Type of response:
Humanitarian needs in South Sudan are mainly driven by the impacts of years of conflict and exacerbated by the impact of climate change. A new threat came into focus as the global COVID-19 pandemic spread in the country in 2020. The COVID-19 outbreak came against the backdrop of an already dire humanitarian situation and is much more than a health crisis. Access to essential services, including health care, education, water and sanitation, as well as protection and legal services, was already limited and much of the service infrastructure was damaged, destroyed or closed in 2020. People’s physical and mental wellbeing, living standards and coping mechanisms are expected to further deteriorate, and some 8.3 million people across the country are estimated to be in need of humanitarian assistance in 2021, 54% of which are children.

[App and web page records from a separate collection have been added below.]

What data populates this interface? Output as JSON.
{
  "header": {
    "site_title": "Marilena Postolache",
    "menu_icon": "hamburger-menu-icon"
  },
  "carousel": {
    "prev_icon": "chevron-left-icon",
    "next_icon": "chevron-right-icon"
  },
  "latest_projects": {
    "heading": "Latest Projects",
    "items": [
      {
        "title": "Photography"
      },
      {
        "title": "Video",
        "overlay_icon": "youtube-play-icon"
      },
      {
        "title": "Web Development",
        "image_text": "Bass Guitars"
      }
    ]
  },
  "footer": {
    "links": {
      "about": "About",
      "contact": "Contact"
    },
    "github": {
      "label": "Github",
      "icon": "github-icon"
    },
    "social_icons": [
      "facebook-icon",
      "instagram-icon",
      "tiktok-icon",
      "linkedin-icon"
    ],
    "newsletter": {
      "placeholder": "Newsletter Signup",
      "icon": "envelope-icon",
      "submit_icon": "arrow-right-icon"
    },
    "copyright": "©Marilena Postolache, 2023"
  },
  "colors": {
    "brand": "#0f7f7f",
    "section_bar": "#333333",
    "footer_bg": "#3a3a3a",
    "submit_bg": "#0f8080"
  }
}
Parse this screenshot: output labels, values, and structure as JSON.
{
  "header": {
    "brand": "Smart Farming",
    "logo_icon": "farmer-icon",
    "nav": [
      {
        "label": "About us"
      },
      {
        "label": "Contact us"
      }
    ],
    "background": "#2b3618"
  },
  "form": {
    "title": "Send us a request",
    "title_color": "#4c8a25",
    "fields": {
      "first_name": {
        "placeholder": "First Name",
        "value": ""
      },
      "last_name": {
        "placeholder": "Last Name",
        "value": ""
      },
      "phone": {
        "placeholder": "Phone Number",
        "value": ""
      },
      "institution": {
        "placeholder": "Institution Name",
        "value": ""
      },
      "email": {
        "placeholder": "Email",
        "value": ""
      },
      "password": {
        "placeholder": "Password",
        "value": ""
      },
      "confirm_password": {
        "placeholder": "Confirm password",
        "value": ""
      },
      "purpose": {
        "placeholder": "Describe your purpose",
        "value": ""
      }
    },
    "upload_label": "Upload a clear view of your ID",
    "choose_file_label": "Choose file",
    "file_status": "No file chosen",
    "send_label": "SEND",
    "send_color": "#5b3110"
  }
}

In 2021, seven member organizations of the Dutch Relief Alliance (DRA), together with 9 national partners, continue to work together to provide emergency humanitarian assistance to the people who suffer most. The program will also support efforts in containing and preventing the spread of COVID-19 while employing a COVID-19 adapted approach to respond to the ongoing emergency. The DRA partners joined forces to provide over 131.000 people with FSL (Food Security and Livelihoods), WASH, Multi-Purpose Cash, Nutrition and Protection Support in different parts of South Sudan, namely in Aweil East, Koch, Malakal, Fashoda, Wau and Pibor. More specifically, the project will see that: